Each entry must be written out again exactly as it stands.

Exercise inputs section start

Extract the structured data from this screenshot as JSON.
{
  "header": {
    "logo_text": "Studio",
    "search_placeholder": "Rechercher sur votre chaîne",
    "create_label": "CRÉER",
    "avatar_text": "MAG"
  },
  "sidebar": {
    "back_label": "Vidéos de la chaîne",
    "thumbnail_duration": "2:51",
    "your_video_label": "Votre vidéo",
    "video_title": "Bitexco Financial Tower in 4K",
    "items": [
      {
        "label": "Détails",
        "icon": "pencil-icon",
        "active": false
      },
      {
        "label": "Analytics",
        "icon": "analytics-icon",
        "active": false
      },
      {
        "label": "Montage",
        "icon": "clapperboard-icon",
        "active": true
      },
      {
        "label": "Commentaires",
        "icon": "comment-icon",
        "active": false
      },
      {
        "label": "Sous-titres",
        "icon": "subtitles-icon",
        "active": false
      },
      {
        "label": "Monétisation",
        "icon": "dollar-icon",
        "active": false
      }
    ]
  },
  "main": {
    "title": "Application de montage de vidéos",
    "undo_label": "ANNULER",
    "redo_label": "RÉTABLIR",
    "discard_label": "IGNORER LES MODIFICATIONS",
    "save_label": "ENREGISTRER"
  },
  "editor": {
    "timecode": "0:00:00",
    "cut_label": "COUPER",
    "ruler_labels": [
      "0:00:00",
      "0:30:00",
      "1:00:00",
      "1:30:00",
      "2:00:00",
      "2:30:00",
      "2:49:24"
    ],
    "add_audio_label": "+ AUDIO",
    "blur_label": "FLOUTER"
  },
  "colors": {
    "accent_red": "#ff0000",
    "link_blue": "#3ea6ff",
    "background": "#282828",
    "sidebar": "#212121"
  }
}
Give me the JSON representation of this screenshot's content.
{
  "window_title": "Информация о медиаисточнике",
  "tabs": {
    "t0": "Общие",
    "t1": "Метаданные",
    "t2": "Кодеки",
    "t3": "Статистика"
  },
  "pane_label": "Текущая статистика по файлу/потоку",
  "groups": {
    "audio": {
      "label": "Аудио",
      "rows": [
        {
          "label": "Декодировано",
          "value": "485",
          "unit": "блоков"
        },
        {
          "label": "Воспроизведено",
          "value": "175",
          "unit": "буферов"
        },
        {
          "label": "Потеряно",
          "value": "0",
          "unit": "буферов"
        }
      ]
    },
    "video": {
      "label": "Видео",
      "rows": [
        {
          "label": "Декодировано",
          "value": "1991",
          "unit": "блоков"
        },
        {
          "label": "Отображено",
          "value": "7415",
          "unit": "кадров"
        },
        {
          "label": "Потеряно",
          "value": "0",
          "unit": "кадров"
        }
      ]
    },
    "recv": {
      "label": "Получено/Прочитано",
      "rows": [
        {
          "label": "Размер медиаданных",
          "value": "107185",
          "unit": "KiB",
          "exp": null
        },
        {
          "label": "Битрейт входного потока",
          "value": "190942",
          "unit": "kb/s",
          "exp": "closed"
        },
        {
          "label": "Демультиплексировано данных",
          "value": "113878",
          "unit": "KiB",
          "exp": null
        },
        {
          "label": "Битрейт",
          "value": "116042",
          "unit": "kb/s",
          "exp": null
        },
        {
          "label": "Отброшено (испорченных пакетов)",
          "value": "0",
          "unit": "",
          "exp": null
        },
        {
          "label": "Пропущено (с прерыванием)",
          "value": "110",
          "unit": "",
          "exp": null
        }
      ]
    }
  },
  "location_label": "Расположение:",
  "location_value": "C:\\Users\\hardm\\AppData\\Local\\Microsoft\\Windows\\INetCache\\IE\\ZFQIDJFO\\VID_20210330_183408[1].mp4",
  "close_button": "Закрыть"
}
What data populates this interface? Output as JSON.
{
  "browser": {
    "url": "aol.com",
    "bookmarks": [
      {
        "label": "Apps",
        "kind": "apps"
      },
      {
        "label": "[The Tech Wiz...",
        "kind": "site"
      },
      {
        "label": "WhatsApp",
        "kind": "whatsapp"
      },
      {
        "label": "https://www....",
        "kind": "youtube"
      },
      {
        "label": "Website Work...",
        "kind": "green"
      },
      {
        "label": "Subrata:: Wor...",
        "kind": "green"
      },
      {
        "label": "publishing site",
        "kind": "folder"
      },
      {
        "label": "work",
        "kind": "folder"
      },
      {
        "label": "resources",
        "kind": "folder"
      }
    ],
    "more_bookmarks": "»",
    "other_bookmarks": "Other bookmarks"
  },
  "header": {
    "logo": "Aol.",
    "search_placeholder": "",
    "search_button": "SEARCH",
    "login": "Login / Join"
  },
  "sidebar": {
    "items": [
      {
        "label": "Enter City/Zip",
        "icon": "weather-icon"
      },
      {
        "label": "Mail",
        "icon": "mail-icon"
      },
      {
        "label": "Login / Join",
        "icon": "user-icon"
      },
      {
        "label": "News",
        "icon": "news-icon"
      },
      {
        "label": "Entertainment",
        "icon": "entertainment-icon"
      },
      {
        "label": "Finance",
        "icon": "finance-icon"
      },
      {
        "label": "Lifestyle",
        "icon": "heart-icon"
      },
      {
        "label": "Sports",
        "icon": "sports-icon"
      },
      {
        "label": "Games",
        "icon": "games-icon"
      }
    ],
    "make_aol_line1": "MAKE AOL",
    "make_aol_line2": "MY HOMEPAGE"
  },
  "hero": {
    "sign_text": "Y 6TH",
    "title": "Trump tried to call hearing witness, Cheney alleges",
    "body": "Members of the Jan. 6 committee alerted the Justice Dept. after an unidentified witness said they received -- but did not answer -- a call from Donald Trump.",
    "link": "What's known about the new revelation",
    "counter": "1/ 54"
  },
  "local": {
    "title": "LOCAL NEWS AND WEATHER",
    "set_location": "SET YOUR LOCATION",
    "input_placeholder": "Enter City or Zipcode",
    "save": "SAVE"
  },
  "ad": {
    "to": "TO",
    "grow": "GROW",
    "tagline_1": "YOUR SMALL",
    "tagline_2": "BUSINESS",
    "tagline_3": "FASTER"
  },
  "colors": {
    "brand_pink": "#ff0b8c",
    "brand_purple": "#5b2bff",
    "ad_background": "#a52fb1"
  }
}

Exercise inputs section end

> Result:
Extract the structured data from this screenshot as JSON.
{
  "header": {
    "logo_text": "Studio",
    "search_placeholder": "Rechercher sur votre chaîne",
    "create_label": "CRÉER",
    "avatar_text": "MAG"
  },
  "sidebar": {
    "back_label": "Vidéos de la chaîne",
    "thumbnail_duration": "2:51",
    "your_video_label": "Votre vidéo",
    "video_title": "Bitexco Financial Tower in 4K",
    "items": [
      {
        "label": "Détails",
        "icon": "pencil-icon",
        "active": false
      },
      {
        "label": "Analytics",
        "icon": "analytics-icon",
        "active": false
      },
      {
        "label": "Montage",
        "icon": "clapperboard-icon",
        "active": true
      },
      {
        "label": "Commentaires",
        "icon": "comment-icon",
        "active": false
      },
      {
        "label": "Sous-titres",
        "icon": "subtitles-icon",
        "active": false
      },
      {
        "label": "Monétisation",
        "icon": "dollar-icon",
        "active": false
      }
    ]
  },
  "main": {
    "title": "Application de montage de vidéos",
    "undo_label": "ANNULER",
    "redo_label": "RÉTABLIR",
    "discard_label": "IGNORER LES MODIFICATIONS",
    "save_label": "ENREGISTRER"
  },
  "editor": {
    "timecode": "0:00:00",
    "cut_label": "COUPER",
    "ruler_labels": [
      "0:00:00",
      "0:30:00",
      "1:00:00",
      "1:30:00",
      "2:00:00",
      "2:30:00",
      "2:49:24"
    ],
    "add_audio_label": "+ AUDIO",
    "blur_label": "FLOUTER"
  },
  "colors": {
    "accent_red": "#ff0000",
    "link_blue": "#3ea6ff",
    "background": "#282828",
    "sidebar": "#212121"
  }
}
Give me the JSON representation of this screenshot's content.
{
  "window_title": "Информация о медиаисточнике",
  "tabs": {
    "t0": "Общие",
    "t1": "Метаданные",
    "t2": "Кодеки",
    "t3": "Статистика"
  },
  "pane_label": "Текущая статистика по файлу/потоку",
  "groups": {
    "audio": {
      "label": "Аудио",
      "rows": [
        {
          "label": "Декодировано",
          "value": "485",
          "unit": "блоков"
        },
        {
          "label": "Воспроизведено",
          "value": "175",
          "unit": "буферов"
        },
        {
          "label": "Потеряно",
          "value": "0",
          "unit": "буферов"
        }
      ]
    },
    "video": {
      "label": "Видео",
      "rows": [
        {
          "label": "Декодировано",
          "value": "1991",
          "unit": "блоков"
        },
        {
          "label": "Отображено",
          "value": "7415",
          "unit": "кадров"
        },
        {
          "label": "Потеряно",
          "value": "0",
          "unit": "кадров"
        }
      ]
    },
    "recv": {
      "label": "Получено/Прочитано",
      "rows": [
        {
          "label": "Размер медиаданных",
          "value": "107185",
          "unit": "KiB",
          "exp": null
        },
        {
          "label": "Битрейт входного потока",
          "value": "190942",
          "unit": "kb/s",
          "exp": "closed"
        },
        {
          "label": "Демультиплексировано данных",
          "value": "113878",
          "unit": "KiB",
          "exp": null
        },
        {
          "label": "Битрейт",
          "value": "116042",
          "unit": "kb/s",
          "exp": null
        },
        {
          "label": "Отброшено (испорченных пакетов)",
          "value": "0",
          "unit": "",
          "exp": null
        },
        {
          "label": "Пропущено (с прерыванием)",
          "value": "110",
          "unit": "",
          "exp": null
        }
      ]
    }
  },
  "location_label": "Расположение:",
  "location_value": "C:\\Users\\hardm\\AppData\\Local\\Microsoft\\Windows\\INetCache\\IE\\ZFQIDJFO\\VID_20210330_183408[1].mp4",
  "close_button": "Закрыть"
}
What data populates this interface? Output as JSON.
{
  "browser": {
    "url": "aol.com",
    "bookmarks": [
      {
        "label": "Apps",
        "kind": "apps"
      },
      {
        "label": "[The Tech Wiz...",
        "kind": "site"
      },
      {
        "label": "WhatsApp",
        "kind": "whatsapp"
      },
      {
        "label": "https://www....",
        "kind": "youtube"
      },
      {
        "label": "Website Work...",
        "kind": "green"
      },
      {
        "label": "Subrata:: Wor...",
        "kind": "green"
      },
      {
        "label": "publishing site",
        "kind": "folder"
      },
      {
        "label": "work",
        "kind": "folder"
      },
      {
        "label": "resources",
        "kind": "folder"
      }
    ],
    "more_bookmarks": "»",
    "other_bookmarks": "Other bookmarks"
  },
  "header": {
    "logo": "Aol.",
    "search_placeholder": "",
    "search_button": "SEARCH",
    "login": "Login / Join"
  },
  "sidebar": {
    "items": [
      {
        "label": "Enter City/Zip",
        "icon": "weather-icon"
      },
      {
        "label": "Mail",
        "icon": "mail-icon"
      },
      {
        "label": "Login / Join",
        "icon": "user-icon"
      },
      {
        "label": "News",
        "icon": "news-icon"
      },
      {
        "label": "Entertainment",
        "icon": "entertainment-icon"
      },
      {
        "label": "Finance",
        "icon": "finance-icon"
      },
      {
        "label": "Lifestyle",
        "icon": "heart-icon"
      },
      {
        "label": "Sports",
        "icon": "sports-icon"
      },
      {
        "label": "Games",
        "icon": "games-icon"
      }
    ],
    "make_aol_line1": "MAKE AOL",
    "make_aol_line2": "MY HOMEPAGE"
  },
  "hero": {
    "sign_text": "Y 6TH",
    "title": "Trump tried to call hearing witness, Cheney alleges",
    "body": "Members of the Jan. 6 committee alerted the Justice Dept. after an unidentified witness said they received -- but did not answer -- a call from Donald Trump.",
    "link": "What's known about the new revelation",
    "counter": "1/ 54"
  },
  "local": {
    "title": "LOCAL NEWS AND WEATHER",
    "set_location": "SET YOUR LOCATION",
    "input_placeholder": "Enter City or Zipcode",
    "save": "SAVE"
  },
  "ad": {
    "to": "TO",
    "grow": "GROW",
    "tagline_1": "YOUR SMALL",
    "tagline_2": "BUSINESS",
    "tagline_3": "FASTER"
  },
  "colors": {
    "brand_pink": "#ff0b8c",
    "brand_purple": "#5b2bff",
    "ad_background": "#a52fb1"
  }
}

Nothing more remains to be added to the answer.